**Instructions to follow**
Scan the data below for the string "name". Copy every line where it appears.
### Data listing
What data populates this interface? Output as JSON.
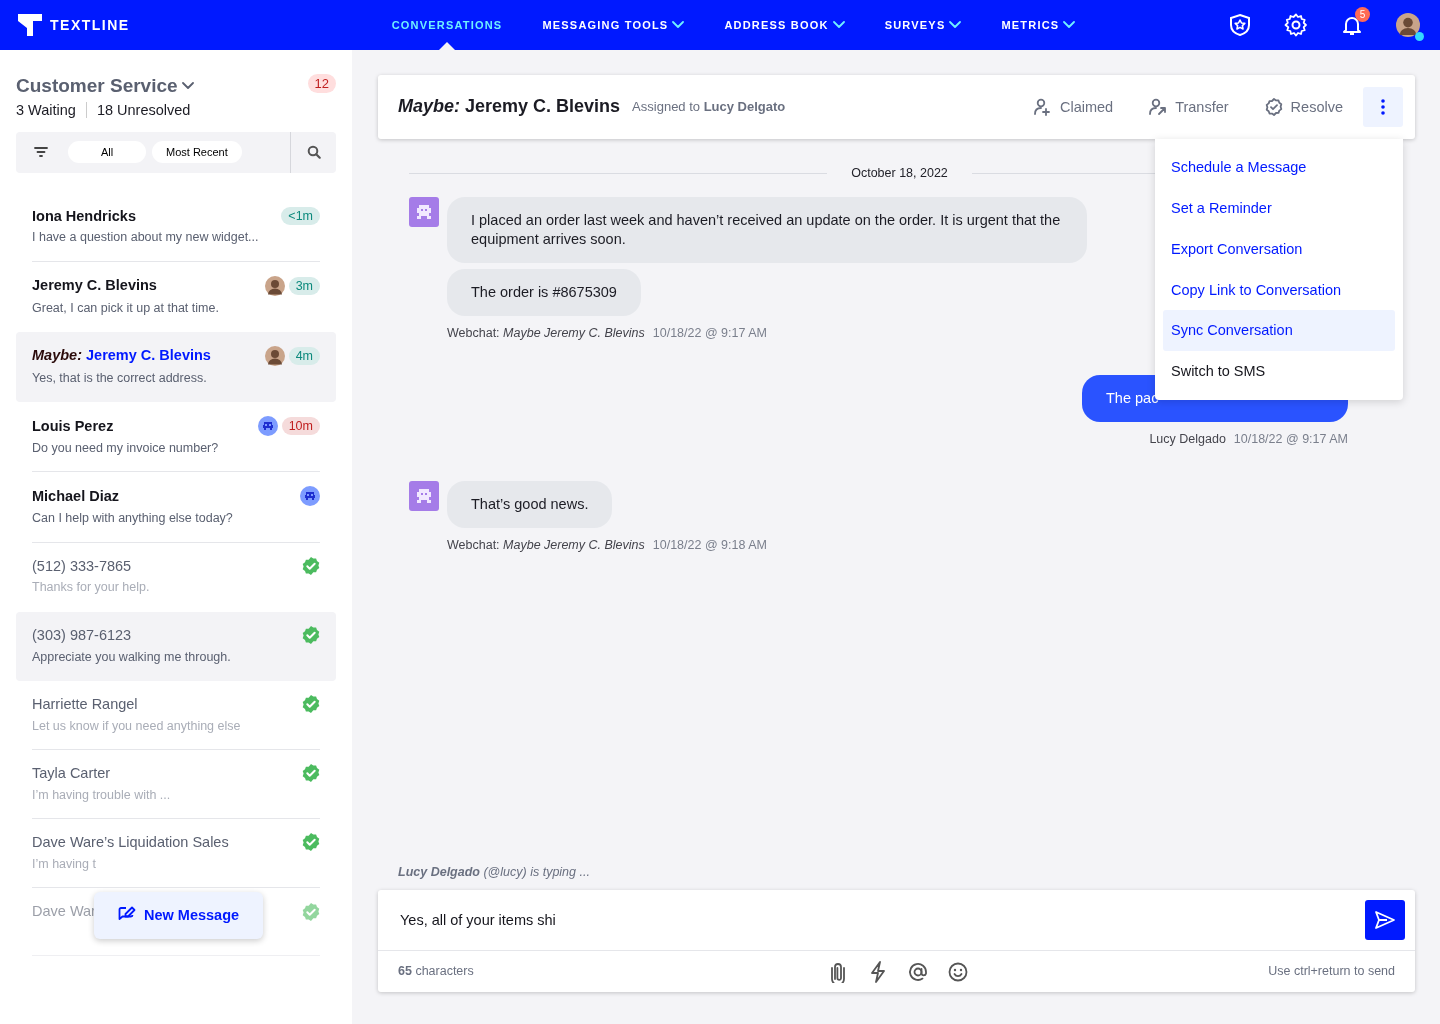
{
  "nav": {
    "brand": "TEXTLINE",
    "items": [
      {
        "label": "CONVERSATIONS",
        "selected": true,
        "dropdown": false
      },
      {
        "label": "MESSAGING TOOLS",
        "selected": false,
        "dropdown": true
      },
      {
        "label": "ADDRESS BOOK",
        "selected": false,
        "dropdown": true
      },
      {
        "label": "SURVEYS",
        "selected": false,
        "dropdown": true
      },
      {
        "label": "METRICS",
        "selected": false,
        "dropdown": true
      }
    ],
    "notifications": "5",
    "online": true
  },
  "sidebar": {
    "title": "Customer Service",
    "count": "12",
    "waiting": "3 Waiting",
    "unresolved": "18 Unresolved",
    "filters": [
      "All",
      "Most Recent"
    ],
    "conversations": [
      {
        "name": "Iona Hendricks",
        "preview": "I have a question about my new widget...",
        "time": "<1m",
        "color": "#0d8a7d",
        "kind": "plain",
        "resolved": false,
        "selected": false,
        "hovered": false,
        "faded": false
      },
      {
        "name": "Jeremy C. Blevins",
        "preview": "Great, I can pick it up at that time.",
        "time": "3m",
        "color": "#0d8a7d",
        "kind": "photo",
        "resolved": false,
        "selected": false,
        "hovered": false,
        "faded": false
      },
      {
        "prefix": "Maybe:",
        "name": "Jeremy C. Blevins",
        "preview": "Yes, that is the correct address.",
        "time": "4m",
        "color": "#0d8a7d",
        "kind": "photo",
        "resolved": false,
        "selected": true,
        "hovered": false,
        "faded": false
      },
      {
        "name": "Louis Perez",
        "preview": "Do you need my invoice number?",
        "time": "10m",
        "color": "#c01f1f",
        "kind": "bot",
        "resolved": false,
        "selected": false,
        "hovered": false,
        "faded": false
      },
      {
        "name": "Michael Diaz",
        "preview": "Can I help with anything else today?",
        "kind": "bot",
        "resolved": false,
        "selected": false,
        "hovered": false,
        "faded": false
      },
      {
        "name": "(512) 333-7865",
        "preview": "Thanks for your help.",
        "kind": "check",
        "resolved": true,
        "selected": false,
        "hovered": false,
        "faded": false
      },
      {
        "name": "(303) 987-6123",
        "preview": "Appreciate you walking me through.",
        "kind": "check",
        "resolved": true,
        "selected": false,
        "hovered": true,
        "faded": false
      },
      {
        "name": "Harriette Rangel",
        "preview": "Let us know if you need anything else",
        "kind": "check",
        "resolved": true,
        "selected": false,
        "hovered": false,
        "faded": false
      },
      {
        "name": "Tayla Carter",
        "preview": "I’m having trouble with ...",
        "kind": "check",
        "resolved": true,
        "selected": false,
        "hovered": false,
        "faded": false
      },
      {
        "name": "Dave Ware’s Liquidation Sales",
        "preview": "I’m having t",
        "kind": "check",
        "resolved": true,
        "selected": false,
        "hovered": false,
        "faded": false
      },
      {
        "name": "Dave War",
        "kind": "check",
        "resolved": true,
        "selected": false,
        "hovered": false,
        "faded": true
      }
    ],
    "new_message": "New Message"
  },
  "conversation": {
    "title": "*Maybe:* Jeremy C. Blevins",
    "assigned_label": "Assigned to",
    "assignee": "Lucy Delgato",
    "actions": [
      {
        "label": "Claimed",
        "kind": "claim"
      },
      {
        "label": "Transfer",
        "kind": "transfer"
      },
      {
        "label": "Resolve",
        "kind": "resolve"
      }
    ],
    "more_open": true,
    "menu": [
      {
        "label": "Schedule a Message",
        "kind": "action",
        "highlighted": false
      },
      {
        "label": "Set a Reminder",
        "kind": "action",
        "highlighted": false
      },
      {
        "label": "Export Conversation",
        "kind": "action",
        "highlighted": false
      },
      {
        "label": "Copy Link to Conversation",
        "kind": "action",
        "highlighted": false
      },
      {
        "label": "Sync Conversation",
        "kind": "action",
        "highlighted": true
      },
      {
        "label": "Switch to SMS",
        "kind": "option",
        "highlighted": false
      }
    ],
    "thread": [
      {
        "kind": "date",
        "text": "October 18, 2022"
      },
      {
        "kind": "inbound",
        "bubbles": [
          "I placed an order last week and haven’t received an update on the order. It is urgent that the equipment arrives soon.",
          "The order is #8675309"
        ],
        "channel": "Webchat:",
        "sender": "Maybe Jeremy C. Blevins",
        "time": "10/18/22 @ 9:17 AM"
      },
      {
        "kind": "outbound",
        "bubbles": [
          "The pac"
        ],
        "sender": "Lucy Delgado",
        "time": "10/18/22 @ 9:17 AM"
      },
      {
        "kind": "inbound",
        "bubbles": [
          "That’s good news."
        ],
        "channel": "Webchat:",
        "sender": "Maybe Jeremy C. Blevins",
        "time": "10/18/22 @ 9:18 AM"
      }
    ],
    "typing": "**Lucy Delgado** (@lucy) is typing ...",
    "composer": {
      "value": "Yes, all of your items shi",
      "counter": "**65** characters",
      "hint": "Use ctrl+return to send"
    }
  }
}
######
**Answer section**
        "name": "Iona Hendricks",
        "name": "Jeremy C. Blevins",
        "name": "Jeremy C. Blevins",
        "name": "Louis Perez",
        "name": "Michael Diaz",
        "name": "(512) 333-7865",
        "name": "(303) 987-6123",
        "name": "Harriette Rangel",
        "name": "Tayla Carter",
        "name": "Dave Ware’s Liquidation Sales",
        "name": "Dave War",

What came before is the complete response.